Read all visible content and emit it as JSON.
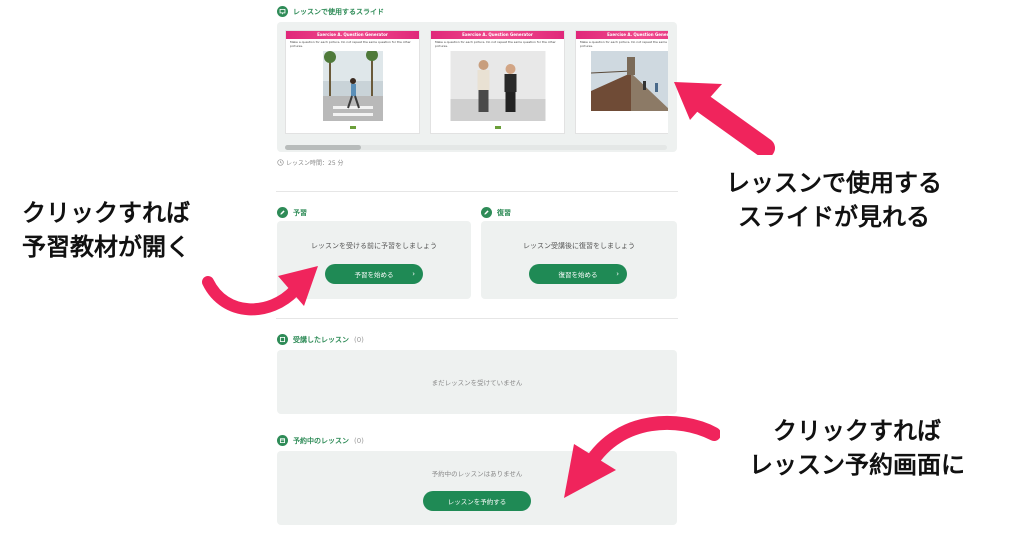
{
  "slides_section": {
    "title": "レッスンで使用するスライド",
    "slides": [
      {
        "header": "Exercise A. Question Generator",
        "text": "Make a question for each picture. Do not repeat the same question for the other pictures."
      },
      {
        "header": "Exercise A. Question Generator",
        "text": "Make a question for each picture. Do not repeat the same question for the other pictures."
      },
      {
        "header": "Exercise A. Question Generator",
        "text": "Make a question for each picture. Do not repeat the same question for the other pictures."
      }
    ],
    "duration": "レッスン時間：25 分"
  },
  "preview": {
    "title": "予習",
    "message": "レッスンを受ける前に予習をしましょう",
    "button": "予習を始める"
  },
  "review": {
    "title": "復習",
    "message": "レッスン受講後に復習をしましょう",
    "button": "復習を始める"
  },
  "taken": {
    "title": "受講したレッスン",
    "count": "(0)",
    "message": "まだレッスンを受けていません"
  },
  "reserved": {
    "title": "予約中のレッスン",
    "count": "(0)",
    "message": "予約中のレッスンはありません",
    "button": "レッスンを予約する"
  },
  "annotations": {
    "slides_line1": "レッスンで使用する",
    "slides_line2": "スライドが見れる",
    "prep_line1": "クリックすれば",
    "prep_line2": "予習教材が開く",
    "reserve_line1": "クリックすれば",
    "reserve_line2": "レッスン予約画面に"
  },
  "colors": {
    "accent": "#1f8a55",
    "annotation_arrow": "#f0245c",
    "panel_box": "#eef1f0"
  }
}
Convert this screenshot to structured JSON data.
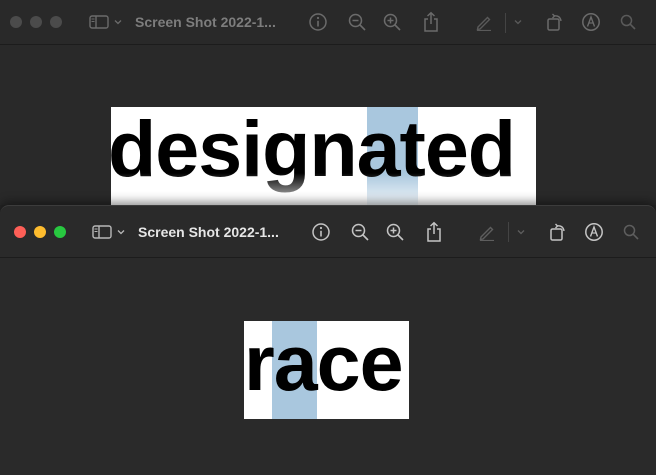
{
  "back_window": {
    "title": "Screen Shot 2022-1...",
    "image_word": "designated",
    "active": false
  },
  "front_window": {
    "title": "Screen Shot 2022-1...",
    "image_word": "race",
    "active": true
  },
  "colors": {
    "highlight": "#a9c7de",
    "close": "#fe5f57",
    "minimize": "#febc2e",
    "maximize": "#28c840"
  },
  "icons": [
    "sidebar-icon",
    "chevron-down-icon",
    "info-icon",
    "zoom-out-icon",
    "zoom-in-icon",
    "share-icon",
    "markup-pen-icon",
    "rotate-icon",
    "markup-icon",
    "search-icon"
  ]
}
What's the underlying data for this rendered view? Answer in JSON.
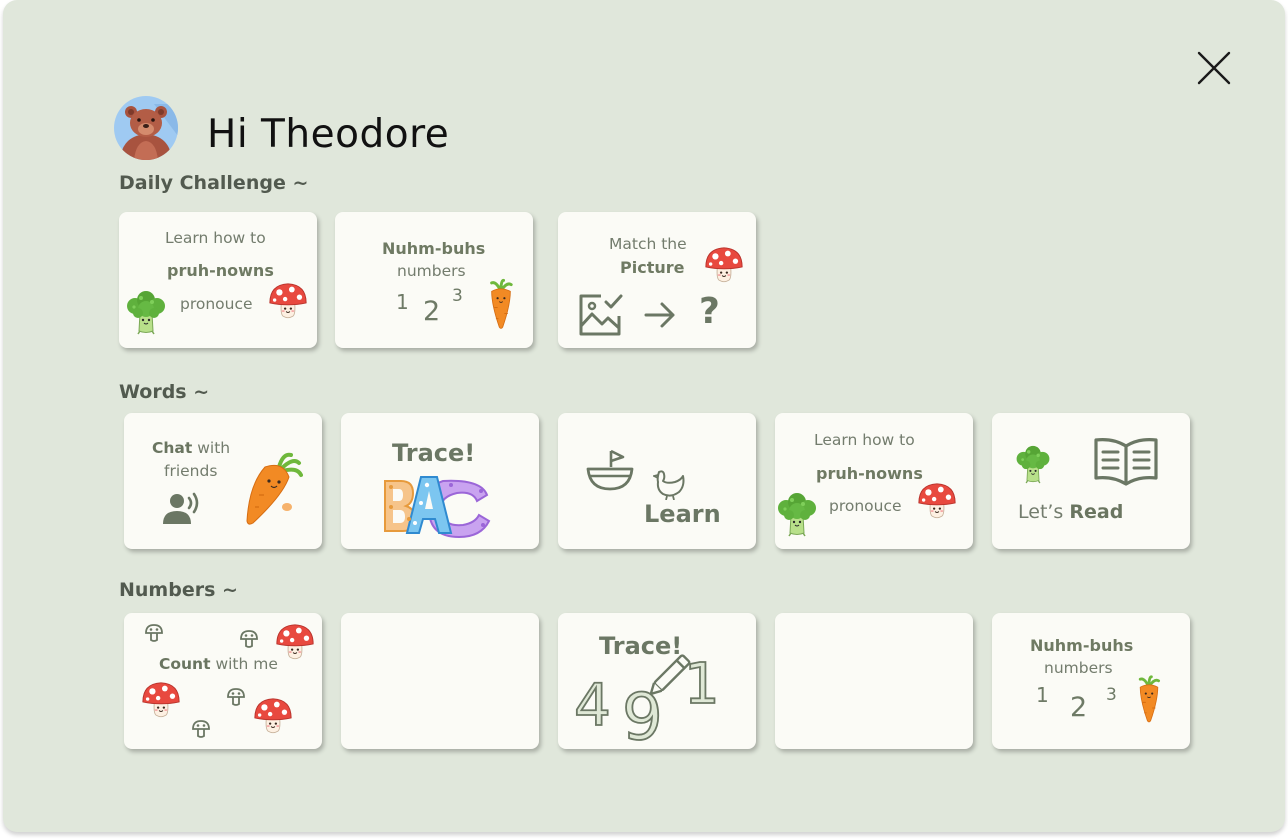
{
  "greeting": "Hi Theodore",
  "icons": {
    "close": "close-icon",
    "avatar": "bear-avatar",
    "broccoli": "broccoli-icon",
    "mushroom": "mushroom-icon",
    "carrot": "carrot-icon",
    "image_check": "image-check-icon",
    "arrow": "arrow-right-icon",
    "question": "question-mark-icon",
    "speaker": "person-speaking-icon",
    "abc": "abc-letters-icon",
    "boat": "boat-icon",
    "chicken": "chicken-icon",
    "book": "open-book-icon",
    "pencil": "pencil-icon"
  },
  "colors": {
    "background": "#e0e7db",
    "card": "#fbfbf6",
    "accent": "#6b7764"
  },
  "sections": {
    "daily": {
      "title": "Daily Challenge ~",
      "cards": [
        {
          "line1": "Learn how to",
          "bold": "pruh-nowns",
          "line3": "pronouce"
        },
        {
          "bold": "Nuhm-buhs",
          "line2": "numbers",
          "n1": "1",
          "n2": "2",
          "n3": "3"
        },
        {
          "line1": "Match the",
          "bold": "Picture",
          "q": "?"
        }
      ]
    },
    "words": {
      "title": "Words ~",
      "cards": [
        {
          "bold": "Chat",
          "rest": " with",
          "line2": "friends"
        },
        {
          "title": "Trace!",
          "letters": [
            "B",
            "A",
            "C"
          ]
        },
        {
          "label": "Learn"
        },
        {
          "line1": "Learn how to",
          "bold": "pruh-nowns",
          "line3": "pronouce"
        },
        {
          "prefix": "Let’s ",
          "bold": "Read"
        }
      ]
    },
    "numbers": {
      "title": "Numbers ~",
      "cards": [
        {
          "bold": "Count",
          "rest": " with me"
        },
        {},
        {
          "title": "Trace!",
          "d1": "4",
          "d2": "9",
          "d3": "1"
        },
        {},
        {
          "bold": "Nuhm-buhs",
          "line2": "numbers",
          "n1": "1",
          "n2": "2",
          "n3": "3"
        }
      ]
    }
  }
}
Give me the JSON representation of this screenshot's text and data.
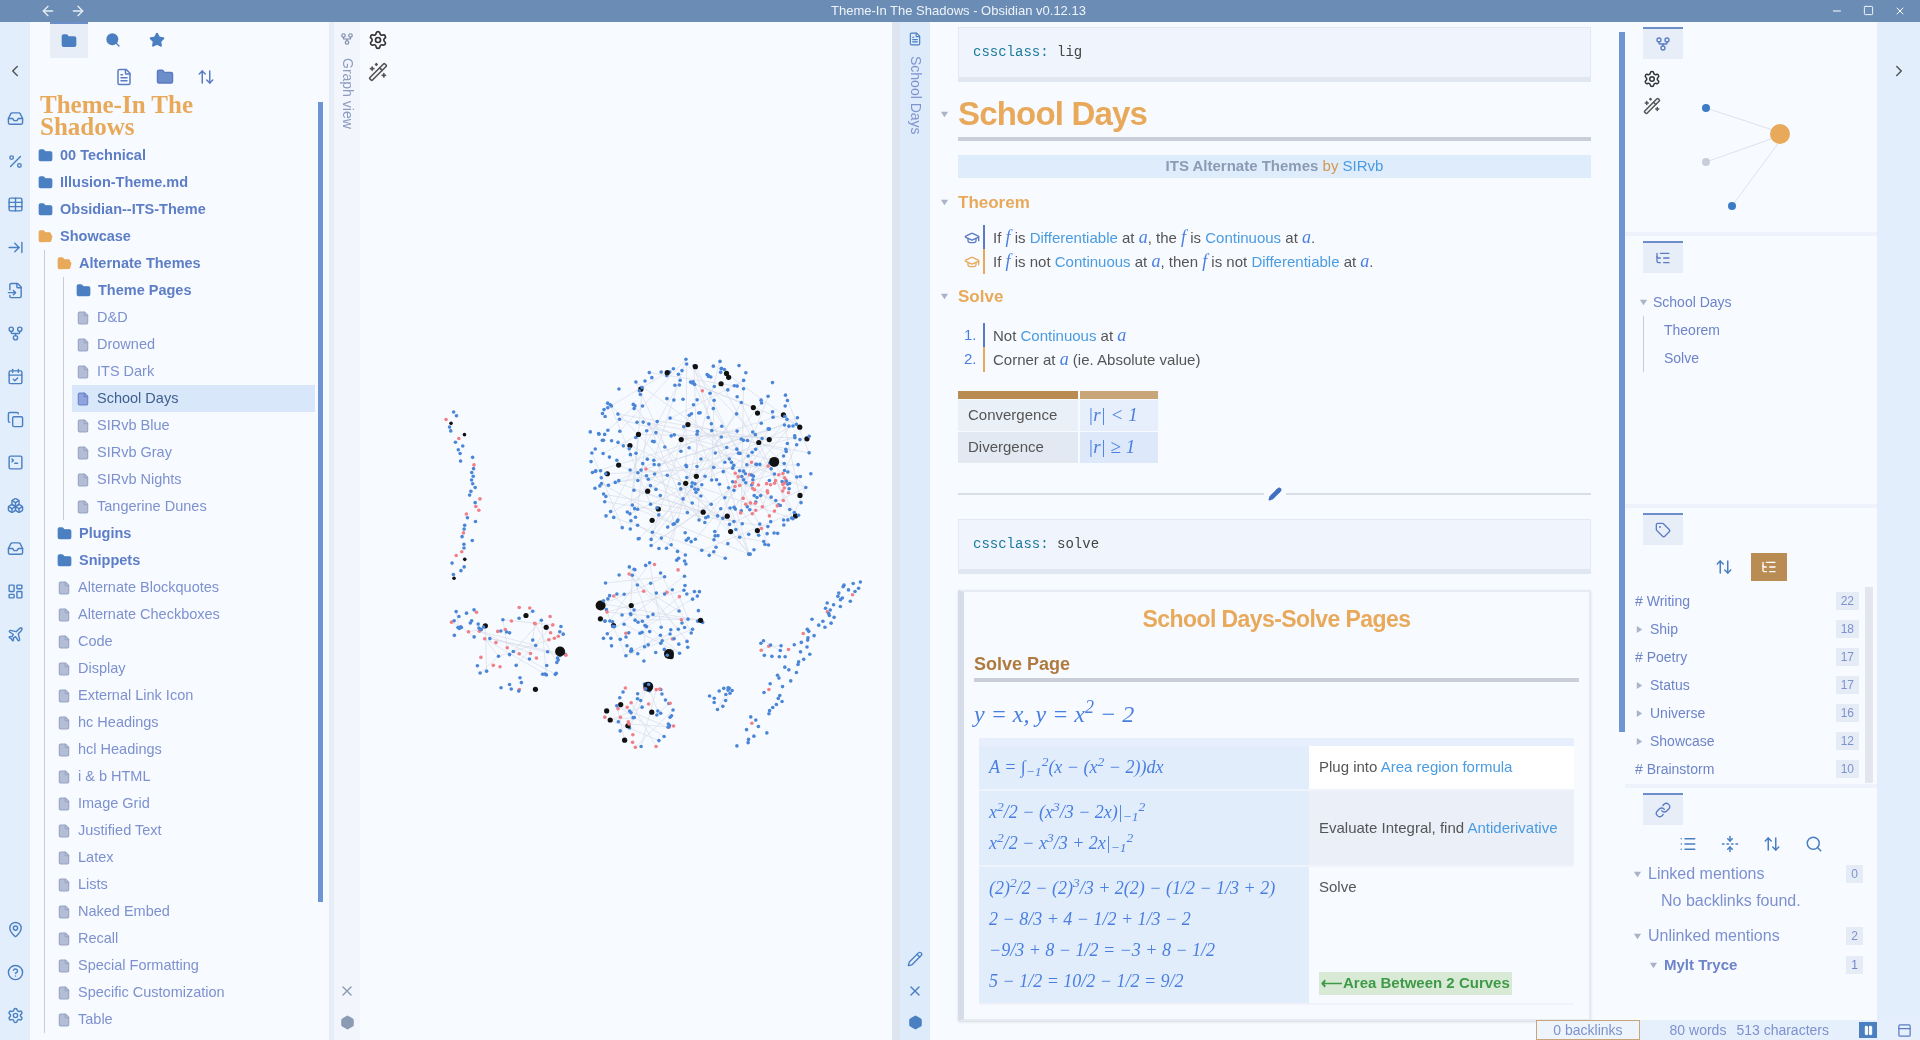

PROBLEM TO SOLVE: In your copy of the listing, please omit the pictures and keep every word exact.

ANSWER:
Read all visible content and emit it as JSON.
{
  "slides_section": {
    "title": "レッスンで使用するスライド",
    "slides": [
      {
        "header": "Exercise A. Question Generator",
        "text": "Make a question for each picture. Do not repeat the same question for the other pictures."
      },
      {
        "header": "Exercise A. Question Generator",
        "text": "Make a question for each picture. Do not repeat the same question for the other pictures."
      },
      {
        "header": "Exercise A. Question Generator",
        "text": "Make a question for each picture. Do not repeat the same question for the other pictures."
      }
    ],
    "duration": "レッスン時間：25 分"
  },
  "preview": {
    "title": "予習",
    "message": "レッスンを受ける前に予習をしましょう",
    "button": "予習を始める"
  },
  "review": {
    "title": "復習",
    "message": "レッスン受講後に復習をしましょう",
    "button": "復習を始める"
  },
  "taken": {
    "title": "受講したレッスン",
    "count": "(0)",
    "message": "まだレッスンを受けていません"
  },
  "reserved": {
    "title": "予約中のレッスン",
    "count": "(0)",
    "message": "予約中のレッスンはありません",
    "button": "レッスンを予約する"
  },
  "annotations": {
    "slides_line1": "レッスンで使用する",
    "slides_line2": "スライドが見れる",
    "prep_line1": "クリックすれば",
    "prep_line2": "予習教材が開く",
    "reserve_line1": "クリックすれば",
    "reserve_line2": "レッスン予約画面に"
  },
  "colors": {
    "accent": "#1f8a55",
    "annotation_arrow": "#f0245c",
    "panel_box": "#eef1f0"
  }
}
Convert this screenshot to structured JSON data.
{
  "back_window": {
    "title": "Screen Shot 2022-1...",
    "image_word": "designated",
    "active": false
  },
  "front_window": {
    "title": "Screen Shot 2022-1...",
    "image_word": "race",
    "active": true
  },
  "colors": {
    "highlight": "#a9c7de",
    "close": "#fe5f57",
    "minimize": "#febc2e",
    "maximize": "#28c840"
  },
  "icons": [
    "sidebar-icon",
    "chevron-down-icon",
    "info-icon",
    "zoom-out-icon",
    "zoom-in-icon",
    "share-icon",
    "markup-pen-icon",
    "rotate-icon",
    "markup-icon",
    "search-icon"
  ]
}
What's the underlying data for this rendered view? Answer in JSON.
{
  "greeting": "Hi Theodore",
  "icons": {
    "close": "close-icon",
    "avatar": "bear-avatar",
    "broccoli": "broccoli-icon",
    "mushroom": "mushroom-icon",
    "carrot": "carrot-icon",
    "image_check": "image-check-icon",
    "arrow": "arrow-right-icon",
    "question": "question-mark-icon",
    "speaker": "person-speaking-icon",
    "abc": "abc-letters-icon",
    "boat": "boat-icon",
    "chicken": "chicken-icon",
    "book": "open-book-icon",
    "pencil": "pencil-icon"
  },
  "colors": {
    "background": "#e0e7db",
    "card": "#fbfbf6",
    "accent": "#6b7764"
  },
  "sections": {
    "daily": {
      "title": "Daily Challenge ~",
      "cards": [
        {
          "line1": "Learn how to",
          "bold": "pruh-nowns",
          "line3": "pronouce"
        },
        {
          "bold": "Nuhm-buhs",
          "line2": "numbers",
          "n1": "1",
          "n2": "2",
          "n3": "3"
        },
        {
          "line1": "Match the",
          "bold": "Picture",
          "q": "?"
        }
      ]
    },
    "words": {
      "title": "Words ~",
      "cards": [
        {
          "bold": "Chat",
          "rest": " with",
          "line2": "friends"
        },
        {
          "title": "Trace!",
          "letters": [
            "B",
            "A",
            "C"
          ]
        },
        {
          "label": "Learn"
        },
        {
          "line1": "Learn how to",
          "bold": "pruh-nowns",
          "line3": "pronouce"
        },
        {
          "prefix": "Let’s ",
          "bold": "Read"
        }
      ]
    },
    "numbers": {
      "title": "Numbers ~",
      "cards": [
        {
          "bold": "Count",
          "rest": " with me"
        },
        {},
        {
          "title": "Trace!",
          "d1": "4",
          "d2": "9",
          "d3": "1"
        },
        {},
        {
          "bold": "Nuhm-buhs",
          "line2": "numbers",
          "n1": "1",
          "n2": "2",
          "n3": "3"
        }
      ]
    }
  }
}
Give me the JSON representation of this screenshot's text and data.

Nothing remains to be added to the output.